TASK TO COMPLETE ▸ From the first line to the last, set down the data exactly as given.

(Entries from a dataset of interfaces)
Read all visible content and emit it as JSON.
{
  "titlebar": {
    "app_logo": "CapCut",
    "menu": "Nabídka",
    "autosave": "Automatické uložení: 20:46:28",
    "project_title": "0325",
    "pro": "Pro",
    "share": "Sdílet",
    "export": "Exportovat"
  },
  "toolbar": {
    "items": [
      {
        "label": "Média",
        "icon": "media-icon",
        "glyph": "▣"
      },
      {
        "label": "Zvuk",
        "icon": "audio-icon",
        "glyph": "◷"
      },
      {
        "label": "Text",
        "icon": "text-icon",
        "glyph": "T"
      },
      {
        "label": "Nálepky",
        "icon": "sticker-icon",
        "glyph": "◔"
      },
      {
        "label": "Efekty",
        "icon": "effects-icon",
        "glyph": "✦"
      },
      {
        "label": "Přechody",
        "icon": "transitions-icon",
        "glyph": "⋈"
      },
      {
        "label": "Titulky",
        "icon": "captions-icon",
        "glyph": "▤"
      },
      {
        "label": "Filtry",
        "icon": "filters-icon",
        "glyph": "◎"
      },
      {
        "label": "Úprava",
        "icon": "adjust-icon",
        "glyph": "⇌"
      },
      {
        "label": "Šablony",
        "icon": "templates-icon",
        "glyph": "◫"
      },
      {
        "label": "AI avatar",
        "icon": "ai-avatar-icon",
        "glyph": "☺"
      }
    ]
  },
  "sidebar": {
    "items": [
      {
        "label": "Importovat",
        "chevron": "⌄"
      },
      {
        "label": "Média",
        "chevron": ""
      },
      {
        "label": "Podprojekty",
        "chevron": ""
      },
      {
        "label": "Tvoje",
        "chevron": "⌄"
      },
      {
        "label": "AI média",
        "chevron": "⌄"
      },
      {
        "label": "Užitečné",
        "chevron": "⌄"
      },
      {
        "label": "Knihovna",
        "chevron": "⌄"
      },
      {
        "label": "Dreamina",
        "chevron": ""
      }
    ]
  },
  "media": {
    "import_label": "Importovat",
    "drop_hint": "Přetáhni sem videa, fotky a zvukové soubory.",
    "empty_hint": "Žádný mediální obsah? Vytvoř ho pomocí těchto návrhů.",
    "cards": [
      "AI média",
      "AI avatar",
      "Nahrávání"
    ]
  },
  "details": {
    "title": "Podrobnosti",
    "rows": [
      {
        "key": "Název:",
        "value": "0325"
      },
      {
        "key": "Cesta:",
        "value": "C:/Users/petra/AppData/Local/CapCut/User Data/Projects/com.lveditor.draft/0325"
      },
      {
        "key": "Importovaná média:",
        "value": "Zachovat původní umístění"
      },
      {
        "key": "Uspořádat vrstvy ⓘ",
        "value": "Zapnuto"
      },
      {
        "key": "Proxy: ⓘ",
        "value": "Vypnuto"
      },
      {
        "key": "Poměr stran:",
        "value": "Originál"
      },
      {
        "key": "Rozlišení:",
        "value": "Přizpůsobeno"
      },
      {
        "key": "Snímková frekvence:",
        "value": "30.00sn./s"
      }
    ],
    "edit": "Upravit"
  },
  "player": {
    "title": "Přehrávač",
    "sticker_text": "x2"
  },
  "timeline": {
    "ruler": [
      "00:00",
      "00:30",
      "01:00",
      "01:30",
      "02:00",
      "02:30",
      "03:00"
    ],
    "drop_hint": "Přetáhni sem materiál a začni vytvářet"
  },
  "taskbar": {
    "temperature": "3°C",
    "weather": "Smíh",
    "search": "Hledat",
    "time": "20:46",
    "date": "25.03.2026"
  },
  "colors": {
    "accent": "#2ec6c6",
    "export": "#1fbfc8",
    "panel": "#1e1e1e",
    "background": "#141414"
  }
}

RESULT OF THE TASK ▸
Read all visible content and emit it as JSON.
{
  "titlebar": {
    "app_logo": "CapCut",
    "menu": "Nabídka",
    "autosave": "Automatické uložení: 20:46:28",
    "project_title": "0325",
    "pro": "Pro",
    "share": "Sdílet",
    "export": "Exportovat"
  },
  "toolbar": {
    "items": [
      {
        "label": "Média",
        "icon": "media-icon",
        "glyph": "▣"
      },
      {
        "label": "Zvuk",
        "icon": "audio-icon",
        "glyph": "◷"
      },
      {
        "label": "Text",
        "icon": "text-icon",
        "glyph": "T"
      },
      {
        "label": "Nálepky",
        "icon": "sticker-icon",
        "glyph": "◔"
      },
      {
        "label": "Efekty",
        "icon": "effects-icon",
        "glyph": "✦"
      },
      {
        "label": "Přechody",
        "icon": "transitions-icon",
        "glyph": "⋈"
      },
      {
        "label": "Titulky",
        "icon": "captions-icon",
        "glyph": "▤"
      },
      {
        "label": "Filtry",
        "icon": "filters-icon",
        "glyph": "◎"
      },
      {
        "label": "Úprava",
        "icon": "adjust-icon",
        "glyph": "⇌"
      },
      {
        "label": "Šablony",
        "icon": "templates-icon",
        "glyph": "◫"
      },
      {
        "label": "AI avatar",
        "icon": "ai-avatar-icon",
        "glyph": "☺"
      }
    ]
  },
  "sidebar": {
    "items": [
      {
        "label": "Importovat",
        "chevron": "⌄"
      },
      {
        "label": "Média",
        "chevron": ""
      },
      {
        "label": "Podprojekty",
        "chevron": ""
      },
      {
        "label": "Tvoje",
        "chevron": "⌄"
      },
      {
        "label": "AI média",
        "chevron": "⌄"
      },
      {
        "label": "Užitečné",
        "chevron": "⌄"
      },
      {
        "label": "Knihovna",
        "chevron": "⌄"
      },
      {
        "label": "Dreamina",
        "chevron": ""
      }
    ]
  },
  "media": {
    "import_label": "Importovat",
    "drop_hint": "Přetáhni sem videa, fotky a zvukové soubory.",
    "empty_hint": "Žádný mediální obsah? Vytvoř ho pomocí těchto návrhů.",
    "cards": [
      "AI média",
      "AI avatar",
      "Nahrávání"
    ]
  },
  "details": {
    "title": "Podrobnosti",
    "rows": [
      {
        "key": "Název:",
        "value": "0325"
      },
      {
        "key": "Cesta:",
        "value": "C:/Users/petra/AppData/Local/CapCut/User Data/Projects/com.lveditor.draft/0325"
      },
      {
        "key": "Importovaná média:",
        "value": "Zachovat původní umístění"
      },
      {
        "key": "Uspořádat vrstvy ⓘ",
        "value": "Zapnuto"
      },
      {
        "key": "Proxy: ⓘ",
        "value": "Vypnuto"
      },
      {
        "key": "Poměr stran:",
        "value": "Originál"
      },
      {
        "key": "Rozlišení:",
        "value": "Přizpůsobeno"
      },
      {
        "key": "Snímková frekvence:",
        "value": "30.00sn./s"
      }
    ],
    "edit": "Upravit"
  },
  "player": {
    "title": "Přehrávač",
    "sticker_text": "x2"
  },
  "timeline": {
    "ruler": [
      "00:00",
      "00:30",
      "01:00",
      "01:30",
      "02:00",
      "02:30",
      "03:00"
    ],
    "drop_hint": "Přetáhni sem materiál a začni vytvářet"
  },
  "taskbar": {
    "temperature": "3°C",
    "weather": "Smíh",
    "search": "Hledat",
    "time": "20:46",
    "date": "25.03.2026"
  },
  "colors": {
    "accent": "#2ec6c6",
    "export": "#1fbfc8",
    "panel": "#1e1e1e",
    "background": "#141414"
  }
}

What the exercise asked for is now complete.